It's been awhile. You may have read my long post from a few years ago when I plunged into abstract painting. Afterwards, how and what to paint got lost for a bit. That struggle continues even though I've continued to paint over these past years, exploring figure and portrait drawing, gouache, impressionism, figurative and abstract painting. But in all the experimentation, my devotion to watercolor has been resolute.
This fall the opportunity to return to abstract painting arose. Ruth Gilmore Langs offered two 3-day workshops at her beautiful Jumping Water studio on the Huron River. And this time, I was ready to jump into that water to push myself and watercolors. My goal was to loosen up aided by two techniques: pouring watercolor, painting BIG (for me anyway). I also wanted to explore more if watercolor would be a good medium for creating abstracts.
The first painting was done on a 30x20 Arches hot press art board. The first round was to wet an area of the paper and pour a primary color. Then add the next color and the next. This step left a lot of white where the paper hadn't been pre-wetted. This wasn't my intent. But I didn't mind the result.

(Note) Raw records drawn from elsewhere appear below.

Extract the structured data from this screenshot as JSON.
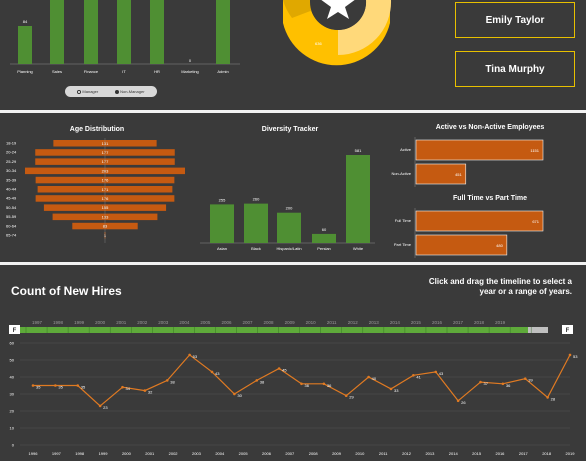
{
  "top": {
    "bar_chart": {
      "categories": [
        "Planning",
        "Sales",
        "Finance",
        "IT",
        "HR",
        "Marketing",
        "Admin"
      ],
      "first_label": "84",
      "marketing_label": "0",
      "legend": [
        "Manager",
        "Non-Manager"
      ]
    },
    "names": [
      "Emily Taylor",
      "Tina Murphy"
    ],
    "donut": {
      "label": "636",
      "icon": "star-icon"
    }
  },
  "age_distribution": {
    "title": "Age Distribution",
    "groups": [
      {
        "label": "18-19",
        "value": 131
      },
      {
        "label": "20-24",
        "value": 177
      },
      {
        "label": "25-29",
        "value": 177
      },
      {
        "label": "30-34",
        "value": 203
      },
      {
        "label": "35-39",
        "value": 176
      },
      {
        "label": "40-44",
        "value": 171
      },
      {
        "label": "45-49",
        "value": 176
      },
      {
        "label": "50-54",
        "value": 155
      },
      {
        "label": "55-59",
        "value": 133
      },
      {
        "label": "60-64",
        "value": 83
      },
      {
        "label": "65-74",
        "value": 1
      }
    ]
  },
  "diversity": {
    "title": "Diversity Tracker",
    "categories": [
      "Asian",
      "Black",
      "Hispanic/Latin",
      "Persian",
      "White"
    ],
    "values": [
      255,
      260,
      200,
      60,
      581
    ]
  },
  "active": {
    "title": "Active vs Non-Active Employees",
    "rows": [
      {
        "label": "Active",
        "value": 1151
      },
      {
        "label": "Non-Active",
        "value": 451
      }
    ]
  },
  "fulltime": {
    "title": "Full Time vs Part Time",
    "rows": [
      {
        "label": "Full Time",
        "value": 671
      },
      {
        "label": "Part Time",
        "value": 480
      }
    ]
  },
  "new_hires": {
    "title": "Count of New Hires",
    "hint": "Click and drag the timeline to select a year or a range of years.",
    "timeline_years": [
      "1997",
      "1998",
      "1999",
      "2000",
      "2001",
      "2002",
      "2003",
      "2004",
      "2005",
      "2006",
      "2007",
      "2008",
      "2009",
      "2010",
      "2011",
      "2012",
      "2013",
      "2014",
      "2015",
      "2016",
      "2017",
      "2018",
      "2019"
    ],
    "timeline_end_year": "2019",
    "timeline_left_label": "F",
    "timeline_right_label": "F"
  },
  "chart_data": {
    "type": "line",
    "x": [
      "1996",
      "1997",
      "1998",
      "1999",
      "2000",
      "2001",
      "2002",
      "2003",
      "2004",
      "2005",
      "2006",
      "2007",
      "2008",
      "2009",
      "2010",
      "2011",
      "2012",
      "2013",
      "2014",
      "2015",
      "2016",
      "2017",
      "2018",
      "2019"
    ],
    "series": [
      {
        "values": [
          35,
          35,
          35,
          23,
          34,
          32,
          38,
          53,
          43,
          30,
          38,
          45,
          36,
          36,
          29,
          40,
          33,
          41,
          43,
          26,
          37,
          36,
          39,
          28,
          53
        ]
      }
    ],
    "ylim": [
      0,
      60
    ],
    "yticks": [
      0,
      10,
      20,
      30,
      40,
      50,
      60
    ],
    "color": "#e07a22"
  },
  "colors": {
    "green": "#4f8f33",
    "orange": "#c55a11",
    "gold": "#ffc000",
    "line": "#e07a22"
  }
}
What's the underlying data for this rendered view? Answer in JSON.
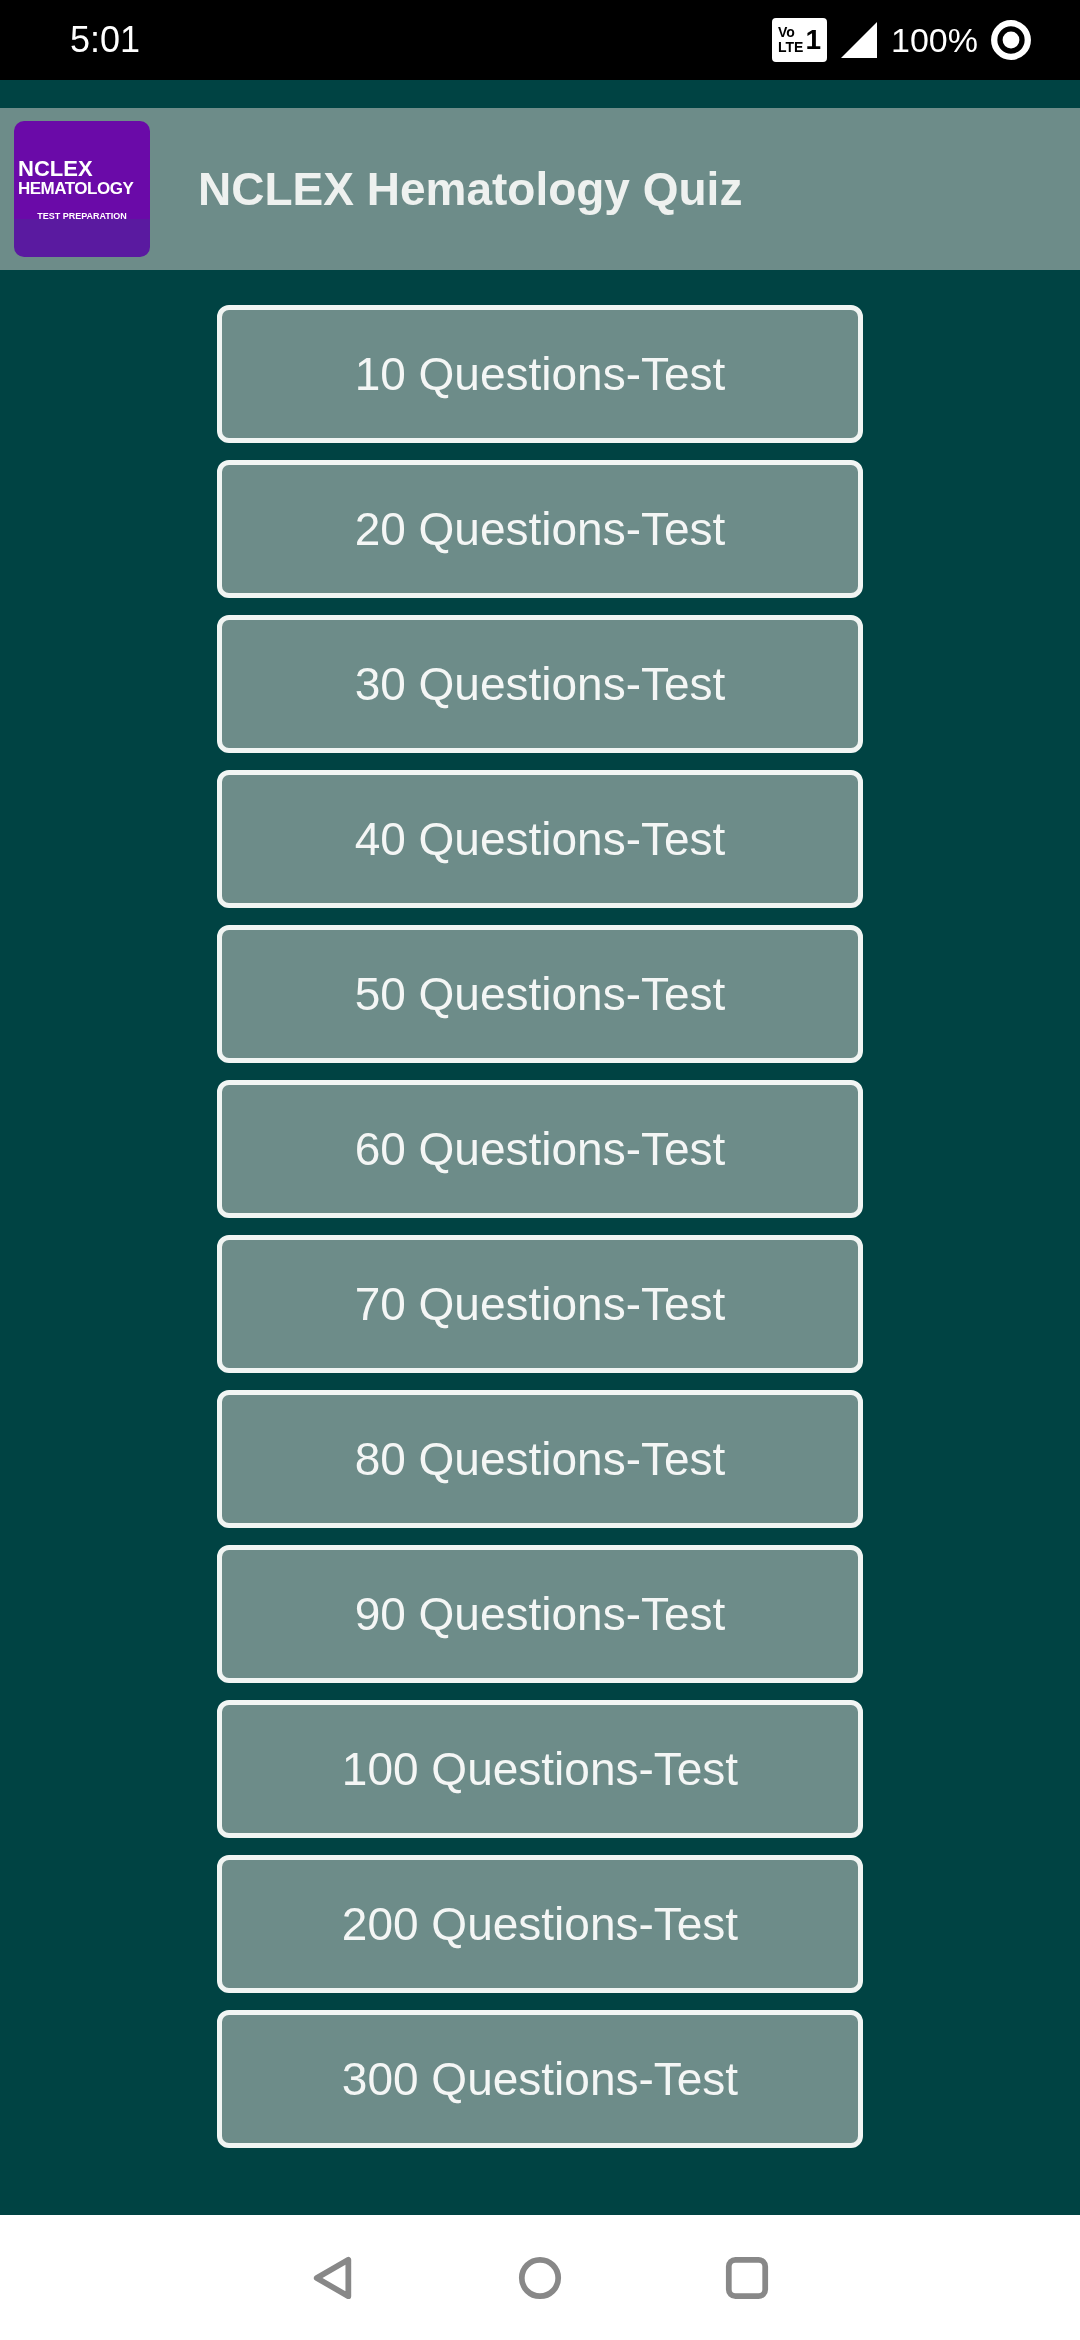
{
  "status_bar": {
    "time": "5:01",
    "network_badge": [
      "Vo",
      "LTE",
      "1"
    ],
    "battery": "100%"
  },
  "app_bar": {
    "logo": {
      "line_1": "NCLEX",
      "line_2": "HEMATOLOGY",
      "line_3": "TEST PREPARATION"
    },
    "title": "NCLEX Hematology Quiz"
  },
  "tests": [
    "10 Questions-Test",
    "20 Questions-Test",
    "30 Questions-Test",
    "40 Questions-Test",
    "50 Questions-Test",
    "60 Questions-Test",
    "70 Questions-Test",
    "80 Questions-Test",
    "90 Questions-Test",
    "100 Questions-Test",
    "200 Questions-Test",
    "300 Questions-Test"
  ]
}
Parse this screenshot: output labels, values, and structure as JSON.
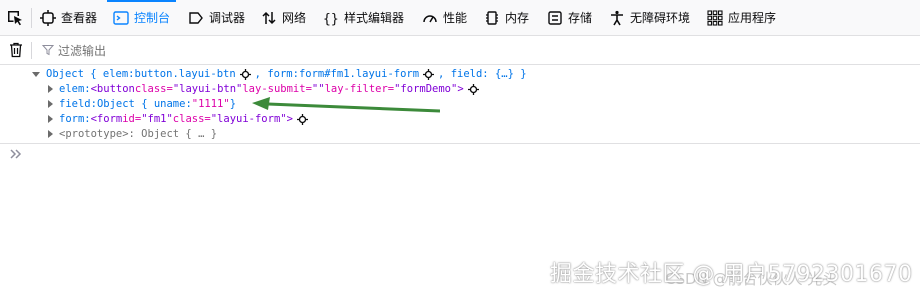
{
  "toolbar": {
    "tabs": [
      {
        "label": "查看器",
        "icon": "inspector-icon"
      },
      {
        "label": "控制台",
        "icon": "console-icon",
        "selected": true
      },
      {
        "label": "调试器",
        "icon": "debugger-icon"
      },
      {
        "label": "网络",
        "icon": "network-icon"
      },
      {
        "label": "样式编辑器",
        "icon": "style-editor-icon"
      },
      {
        "label": "性能",
        "icon": "performance-icon"
      },
      {
        "label": "内存",
        "icon": "memory-icon"
      },
      {
        "label": "存储",
        "icon": "storage-icon"
      },
      {
        "label": "无障碍环境",
        "icon": "accessibility-icon"
      },
      {
        "label": "应用程序",
        "icon": "application-icon"
      }
    ]
  },
  "filter": {
    "placeholder": "过滤输出"
  },
  "console": {
    "obj_prefix": "Object { elem: ",
    "obj_elem": "button.layui-btn",
    "obj_form_key": ", form: ",
    "obj_form": "form#fm1.layui-form",
    "obj_field": ", field: {…} }",
    "elem_key": "elem: ",
    "elem_tag_open": "<button ",
    "elem_attr1": "class=",
    "elem_val1": "\"layui-btn\"",
    "elem_attr2": " lay-submit=",
    "elem_val2": "\"\"",
    "elem_attr3": " lay-filter=",
    "elem_val3": "\"formDemo\"",
    "elem_tag_close": ">",
    "field_key": "field: ",
    "field_obj": "Object { uname: ",
    "field_val": "\"1111\"",
    "field_end": " }",
    "form_key": "form: ",
    "form_tag_open": "<form ",
    "form_attr1": "id=",
    "form_val1": "\"fm1\"",
    "form_attr2": " class=",
    "form_val2": "\"layui-form\"",
    "form_tag_close": ">",
    "proto": "<prototype>: Object { … }"
  },
  "watermark": {
    "primary": "掘金技术社区 @ 用户5792301670",
    "secondary": "CSDN @前台伙伙人·光头"
  },
  "colors": {
    "accent": "#0a84ff",
    "arrow": "#3c8a3a"
  }
}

Never one to leave well enough alone, I decided to glaze in some yellow in one corner. Well then the rest of the painting looked out synch. Another round of pouring seemed needed to pull it back together. Reading more about pouring that night, I realized I should have wet the entire board before pouring. So this time I mixed up several shades of each primary, wet the board, and then tried a controlled pour so that red, blue and yellow would not mix all together and create mud. Hmm, Ruth couldn't watch after pouring the first red. But what the heck, I went for it, adding yellow and tipping and mixing, then the blues. More reds. Tip, blow, guide, pray. Let it rest. Wild, fun, creative. The inner kid turned loose. The inner Buddhist okay if it all went south. The beauty of watercolors having their own little party. And there it was - "Falling" - in love with painting and watercolor and even abstract painting.